Pot Pourri, cauliflower leaves, raspberry and walnut play together nicely. Smooth and glycerol silkyness makes this almost effortless on the palate. Plenty of deep, dark red fruit like a fluffy cushion packed with flavour. At first it seems simple, like big dopey labrador that just wants to be patted, but there’s frame with natural fine silty tannins that prove it’s more.
Kalleske “Buckboard” Durif, Barossa Valley, 2014
Single vineyard, new and used American oak.
Earthy and dense. Smells of soil, warm espresso grounds, tobacco, violets, prunes and caramel tinged vanilla creme. Thick, chewy and a touch hot. The acid is well marked towards the high side. Leather, asphalt and dusty purple fruits fight for attention over mouth puckering tannin. The sweet caramel from the oak influence lingers long. This is a beast for the moment and demands appropriate spit roasted animal to balance the structure.

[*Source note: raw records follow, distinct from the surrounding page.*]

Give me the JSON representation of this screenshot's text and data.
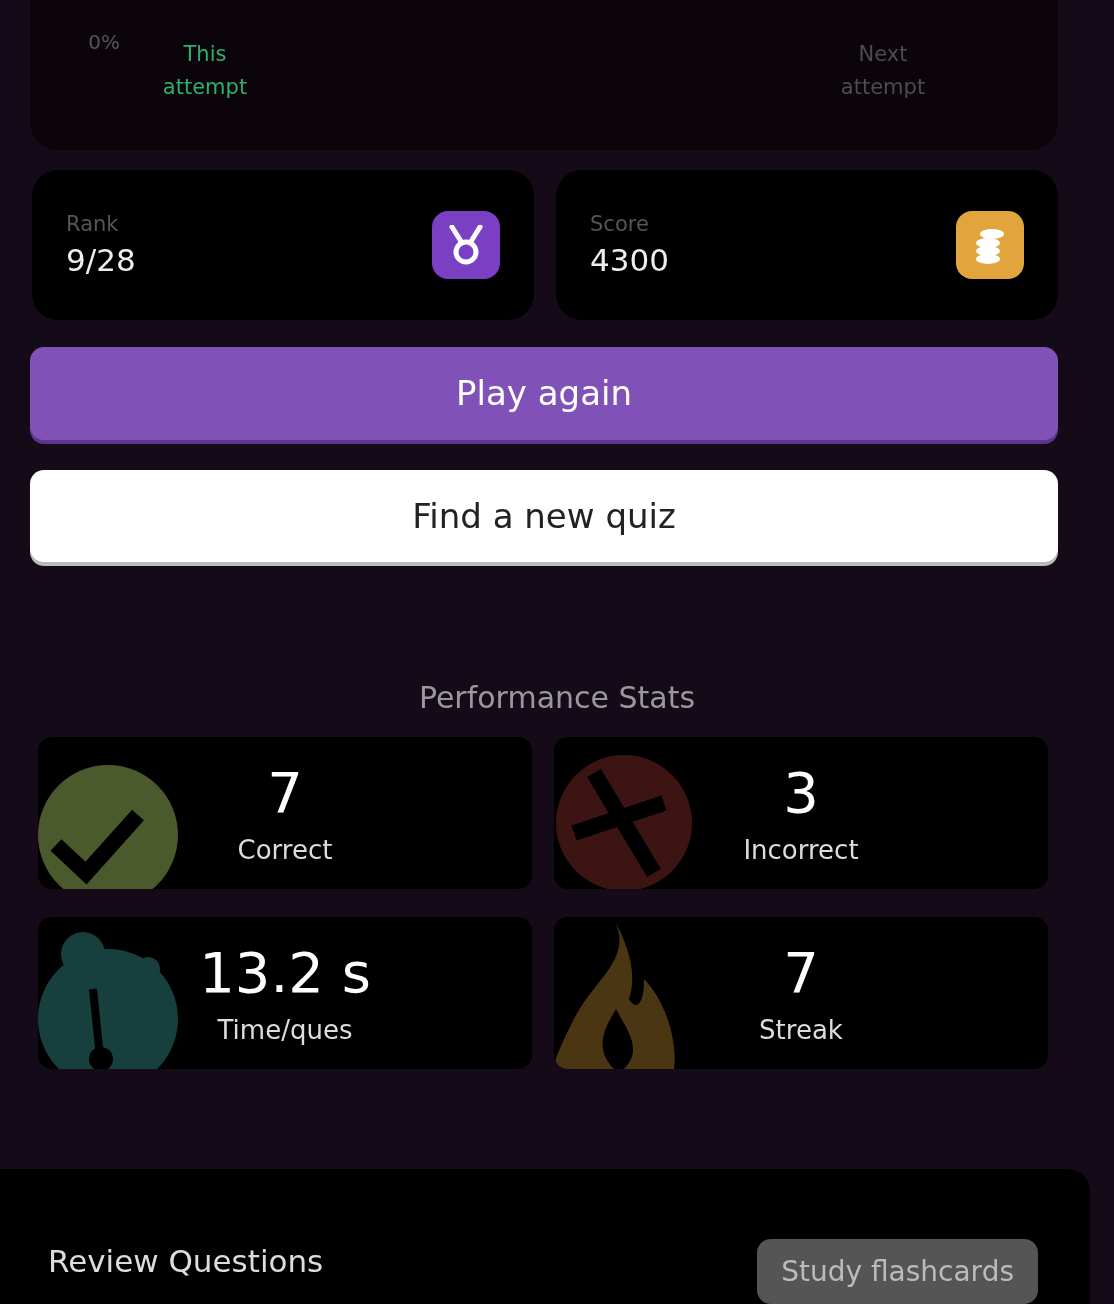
{
  "attempt_chart": {
    "tick": "0%",
    "labels": [
      {
        "text": "This attempt",
        "current": true
      },
      {
        "text": "Next attempt",
        "current": false
      }
    ]
  },
  "summary": [
    {
      "label": "Rank",
      "value": "9/28",
      "kind": "medal",
      "color": "#7b3fc4"
    },
    {
      "label": "Score",
      "value": "4300",
      "kind": "coins",
      "color": "#e2a43c"
    }
  ],
  "buttons": [
    {
      "label": "Play again",
      "kind": "primary"
    },
    {
      "label": "Find a new quiz",
      "kind": "secondary"
    }
  ],
  "stats_title": "Performance Stats",
  "stats": [
    {
      "value": "7",
      "label": "Correct",
      "kind": "check"
    },
    {
      "value": "3",
      "label": "Incorrect",
      "kind": "cross"
    },
    {
      "value": "13.2 s",
      "label": "Time/ques",
      "kind": "timer"
    },
    {
      "value": "7",
      "label": "Streak",
      "kind": "flame"
    }
  ],
  "review": {
    "title": "Review Questions",
    "button": "Study flashcards"
  }
}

Kalleske “Eduard” Old Vine Shiraz, Barossa Valley, 2013
Made from vines planted 1903 – 1973. Spends 2 years in Hogsheads. Profound and perfumed. Primary fruit mixes with mature old vine smells. Leather, warm blackberry coulis, black cherries, peppercorns all dance and swirl and swirl and dance. Enrapturing.
Instant class is unmistakeable on the palate. The Kalleske signature that creates an essence to the wine that borders opulence but never pushes to syrup.Exquisite Barossa flavours of deep red and black fruits, cherries, plums which ebb and flow back and forth with bittersweet Plaistow chocolate. Carries its weight regally across shoulders broader than the bottle can seemingly contain. This has to be up there with the newest Barossa benchmarks.
All wines samples courtesy of Kalleske Wines